An environmental impact statement on the project was available for public comment between September 24 and November 7 last year, and under Queensland legislation the Co-Ordinator General -- a statutory position in the state government -- has to publicly respond. "The delay we've had under the Labor Party would put the project back about 12 months," Mr Palmer said yesterday. "It's just the process was much more onerous and difficult.
Under the timeline of the previous government, the Co-Ordinator General's response was due about the middle of this year. Even if the project was approved, it would still need more environmental approvals on land use for the rail line and shipping issues for the port because of its proximity to the Great Barrier Reef."Our declaration as a project of state significance still stands. I'm sure we'll get an approval in the current environment."
Mr Palmer had been aiming to start exporting coal by 2014, but conceded yesterday this could go to 2015.
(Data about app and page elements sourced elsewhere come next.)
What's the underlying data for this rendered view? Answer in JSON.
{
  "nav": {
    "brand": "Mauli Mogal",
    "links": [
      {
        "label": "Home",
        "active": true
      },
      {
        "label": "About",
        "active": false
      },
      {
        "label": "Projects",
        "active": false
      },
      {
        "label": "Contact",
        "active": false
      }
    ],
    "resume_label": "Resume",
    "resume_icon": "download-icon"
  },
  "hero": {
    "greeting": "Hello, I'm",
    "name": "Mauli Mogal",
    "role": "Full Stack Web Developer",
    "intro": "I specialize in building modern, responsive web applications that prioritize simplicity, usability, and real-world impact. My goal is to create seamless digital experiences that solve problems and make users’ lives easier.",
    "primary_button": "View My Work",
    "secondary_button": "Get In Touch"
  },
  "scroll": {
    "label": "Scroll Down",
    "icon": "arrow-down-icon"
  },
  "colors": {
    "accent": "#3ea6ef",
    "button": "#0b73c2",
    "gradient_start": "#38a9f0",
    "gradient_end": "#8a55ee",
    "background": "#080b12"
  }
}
One issue is the mine, which covers part of the Bimblebox Nature Reserve. The LNP mining policy states that areas of high conservation value should not be mined, and conservationists say a nature reserve is such an area.
But Mr Palmer said yesterday a nature reserve constituted the lowest level of environmental protection, and mining was still allowed in such areas.
"This was classified as a bottom-level reserve, which allowed mining and normal activities to take place, because it was judged by experts, not by us, that it wasn't a critical environment condition to protect," he said.
Mr Palmer appeared to back away from claims last week that Greenpeace was funded by the CIA. He said yesterday he had provided a distraction that had helped Campbell Newman; asked if he believed Greenpeace was funded by the CIA, he said: "That's something I wouldn't say at this stage. A mistake doesn't become an error until you refuse to correct it, so I'm still thinking about it. But let me say I don't regret making that statement."
Another mining chief who is facing a vital decision from the new Newman government is Peter Bond of Linc Energy, whose underground coal gasification project near Chinchilla was placed under review by the Bligh government after allegations gas had leaked from another UCG project at Kingaroy.
The previous government had a review of the UCG industry due by the end of this year, and the fate of the proposed $1bn plant was to have been decided by this review. But this could change under the new government, which still has to indicate its view on UCG.
Source : ANDREW FRASER